== DATA IN THIS EXERCISE ==

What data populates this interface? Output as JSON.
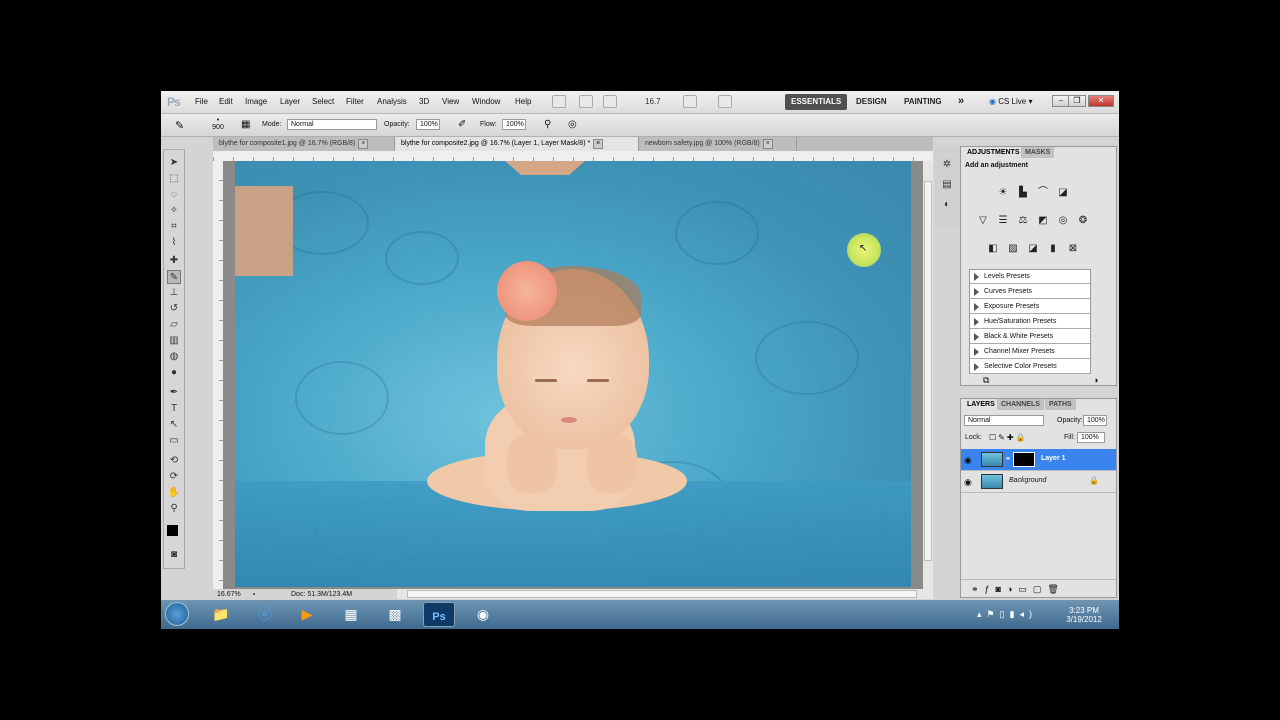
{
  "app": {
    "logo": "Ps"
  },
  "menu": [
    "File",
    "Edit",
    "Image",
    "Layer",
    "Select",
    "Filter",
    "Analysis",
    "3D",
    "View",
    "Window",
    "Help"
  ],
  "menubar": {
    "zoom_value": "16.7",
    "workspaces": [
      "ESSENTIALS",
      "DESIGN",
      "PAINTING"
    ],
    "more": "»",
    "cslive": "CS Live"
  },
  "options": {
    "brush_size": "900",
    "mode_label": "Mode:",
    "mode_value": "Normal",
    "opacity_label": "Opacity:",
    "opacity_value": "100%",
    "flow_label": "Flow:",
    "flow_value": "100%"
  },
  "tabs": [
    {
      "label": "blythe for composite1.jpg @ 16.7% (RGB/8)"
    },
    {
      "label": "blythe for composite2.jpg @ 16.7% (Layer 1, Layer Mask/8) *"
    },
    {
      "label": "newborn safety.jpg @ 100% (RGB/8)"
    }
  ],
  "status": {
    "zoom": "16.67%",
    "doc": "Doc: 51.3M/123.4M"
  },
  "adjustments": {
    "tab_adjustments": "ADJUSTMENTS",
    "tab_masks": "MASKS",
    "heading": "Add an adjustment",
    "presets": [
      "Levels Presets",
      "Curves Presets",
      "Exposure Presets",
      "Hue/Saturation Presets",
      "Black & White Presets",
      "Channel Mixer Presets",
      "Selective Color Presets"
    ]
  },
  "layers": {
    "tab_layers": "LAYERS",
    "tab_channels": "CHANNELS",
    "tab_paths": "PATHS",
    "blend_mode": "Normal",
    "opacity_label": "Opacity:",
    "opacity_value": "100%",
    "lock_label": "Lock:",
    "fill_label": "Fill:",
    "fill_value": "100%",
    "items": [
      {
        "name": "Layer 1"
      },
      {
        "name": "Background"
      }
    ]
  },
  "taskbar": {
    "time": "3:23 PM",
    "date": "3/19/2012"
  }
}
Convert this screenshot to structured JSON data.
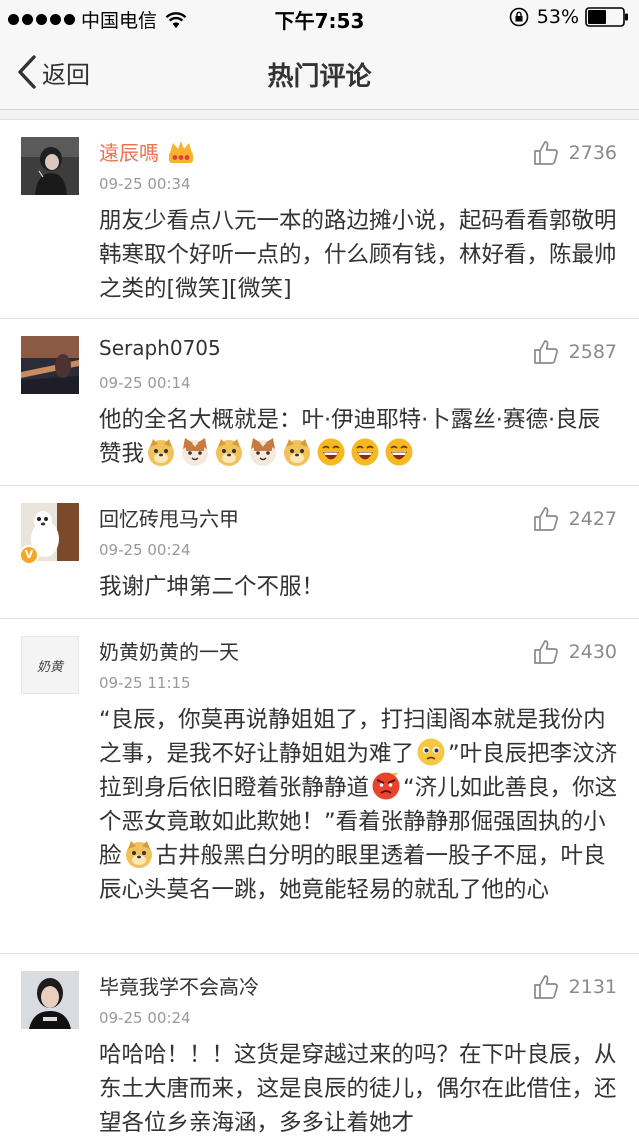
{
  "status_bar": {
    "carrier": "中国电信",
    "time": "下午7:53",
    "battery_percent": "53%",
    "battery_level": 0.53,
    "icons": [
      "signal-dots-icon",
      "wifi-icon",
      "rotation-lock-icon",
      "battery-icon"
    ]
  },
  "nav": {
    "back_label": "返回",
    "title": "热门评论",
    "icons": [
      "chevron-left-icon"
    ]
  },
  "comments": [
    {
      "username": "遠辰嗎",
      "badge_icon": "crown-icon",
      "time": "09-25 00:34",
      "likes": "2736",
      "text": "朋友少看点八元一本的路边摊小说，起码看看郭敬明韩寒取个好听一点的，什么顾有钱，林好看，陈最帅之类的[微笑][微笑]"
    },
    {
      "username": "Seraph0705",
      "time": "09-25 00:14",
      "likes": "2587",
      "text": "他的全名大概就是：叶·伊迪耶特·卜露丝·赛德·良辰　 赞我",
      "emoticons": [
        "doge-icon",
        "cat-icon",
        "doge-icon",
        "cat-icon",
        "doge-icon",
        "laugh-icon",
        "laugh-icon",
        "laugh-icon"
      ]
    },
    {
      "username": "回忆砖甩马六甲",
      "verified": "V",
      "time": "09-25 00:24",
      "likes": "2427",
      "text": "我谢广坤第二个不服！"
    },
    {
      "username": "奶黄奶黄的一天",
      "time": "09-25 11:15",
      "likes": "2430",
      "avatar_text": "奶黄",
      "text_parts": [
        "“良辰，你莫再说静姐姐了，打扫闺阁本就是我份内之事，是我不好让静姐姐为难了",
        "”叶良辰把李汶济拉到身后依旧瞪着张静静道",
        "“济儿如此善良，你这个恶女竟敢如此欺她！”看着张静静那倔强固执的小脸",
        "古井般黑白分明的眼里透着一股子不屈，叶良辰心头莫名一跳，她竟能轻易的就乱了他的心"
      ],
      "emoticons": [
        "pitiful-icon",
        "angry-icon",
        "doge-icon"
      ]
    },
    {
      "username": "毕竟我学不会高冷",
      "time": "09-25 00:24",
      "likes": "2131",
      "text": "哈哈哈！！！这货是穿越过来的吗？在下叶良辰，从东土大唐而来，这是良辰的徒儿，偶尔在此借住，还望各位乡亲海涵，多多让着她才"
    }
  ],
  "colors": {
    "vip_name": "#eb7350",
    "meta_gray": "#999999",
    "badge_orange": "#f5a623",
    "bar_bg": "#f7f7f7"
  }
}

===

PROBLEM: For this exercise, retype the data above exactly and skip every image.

YOUR RESPONSE:
What data populates this interface? Output as JSON.
{
  "app": {
    "logo": "Ps"
  },
  "menu": [
    "File",
    "Edit",
    "Image",
    "Layer",
    "Select",
    "Filter",
    "Analysis",
    "3D",
    "View",
    "Window",
    "Help"
  ],
  "menubar": {
    "zoom_value": "16.7",
    "workspaces": [
      "ESSENTIALS",
      "DESIGN",
      "PAINTING"
    ],
    "more": "»",
    "cslive": "CS Live"
  },
  "options": {
    "brush_size": "900",
    "mode_label": "Mode:",
    "mode_value": "Normal",
    "opacity_label": "Opacity:",
    "opacity_value": "100%",
    "flow_label": "Flow:",
    "flow_value": "100%"
  },
  "tabs": [
    {
      "label": "blythe for composite1.jpg @ 16.7% (RGB/8)"
    },
    {
      "label": "blythe for composite2.jpg @ 16.7% (Layer 1, Layer Mask/8) *"
    },
    {
      "label": "newborn safety.jpg @ 100% (RGB/8)"
    }
  ],
  "status": {
    "zoom": "16.67%",
    "doc": "Doc: 51.3M/123.4M"
  },
  "adjustments": {
    "tab_adjustments": "ADJUSTMENTS",
    "tab_masks": "MASKS",
    "heading": "Add an adjustment",
    "presets": [
      "Levels Presets",
      "Curves Presets",
      "Exposure Presets",
      "Hue/Saturation Presets",
      "Black & White Presets",
      "Channel Mixer Presets",
      "Selective Color Presets"
    ]
  },
  "layers": {
    "tab_layers": "LAYERS",
    "tab_channels": "CHANNELS",
    "tab_paths": "PATHS",
    "blend_mode": "Normal",
    "opacity_label": "Opacity:",
    "opacity_value": "100%",
    "lock_label": "Lock:",
    "fill_label": "Fill:",
    "fill_value": "100%",
    "items": [
      {
        "name": "Layer 1"
      },
      {
        "name": "Background"
      }
    ]
  },
  "taskbar": {
    "time": "3:23 PM",
    "date": "3/19/2012"
  }
}
Convert this screenshot to structured JSON data.
{
  "status_bar": {
    "carrier": "中国电信",
    "time": "下午7:53",
    "battery_percent": "53%",
    "battery_level": 0.53,
    "icons": [
      "signal-dots-icon",
      "wifi-icon",
      "rotation-lock-icon",
      "battery-icon"
    ]
  },
  "nav": {
    "back_label": "返回",
    "title": "热门评论",
    "icons": [
      "chevron-left-icon"
    ]
  },
  "comments": [
    {
      "username": "遠辰嗎",
      "badge_icon": "crown-icon",
      "time": "09-25 00:34",
      "likes": "2736",
      "text": "朋友少看点八元一本的路边摊小说，起码看看郭敬明韩寒取个好听一点的，什么顾有钱，林好看，陈最帅之类的[微笑][微笑]"
    },
    {
      "username": "Seraph0705",
      "time": "09-25 00:14",
      "likes": "2587",
      "text": "他的全名大概就是：叶·伊迪耶特·卜露丝·赛德·良辰　 赞我",
      "emoticons": [
        "doge-icon",
        "cat-icon",
        "doge-icon",
        "cat-icon",
        "doge-icon",
        "laugh-icon",
        "laugh-icon",
        "laugh-icon"
      ]
    },
    {
      "username": "回忆砖甩马六甲",
      "verified": "V",
      "time": "09-25 00:24",
      "likes": "2427",
      "text": "我谢广坤第二个不服！"
    },
    {
      "username": "奶黄奶黄的一天",
      "time": "09-25 11:15",
      "likes": "2430",
      "avatar_text": "奶黄",
      "text_parts": [
        "“良辰，你莫再说静姐姐了，打扫闺阁本就是我份内之事，是我不好让静姐姐为难了",
        "”叶良辰把李汶济拉到身后依旧瞪着张静静道",
        "“济儿如此善良，你这个恶女竟敢如此欺她！”看着张静静那倔强固执的小脸",
        "古井般黑白分明的眼里透着一股子不屈，叶良辰心头莫名一跳，她竟能轻易的就乱了他的心"
      ],
      "emoticons": [
        "pitiful-icon",
        "angry-icon",
        "doge-icon"
      ]
    },
    {
      "username": "毕竟我学不会高冷",
      "time": "09-25 00:24",
      "likes": "2131",
      "text": "哈哈哈！！！这货是穿越过来的吗？在下叶良辰，从东土大唐而来，这是良辰的徒儿，偶尔在此借住，还望各位乡亲海涵，多多让着她才"
    }
  ],
  "colors": {
    "vip_name": "#eb7350",
    "meta_gray": "#999999",
    "badge_orange": "#f5a623",
    "bar_bg": "#f7f7f7"
  }
}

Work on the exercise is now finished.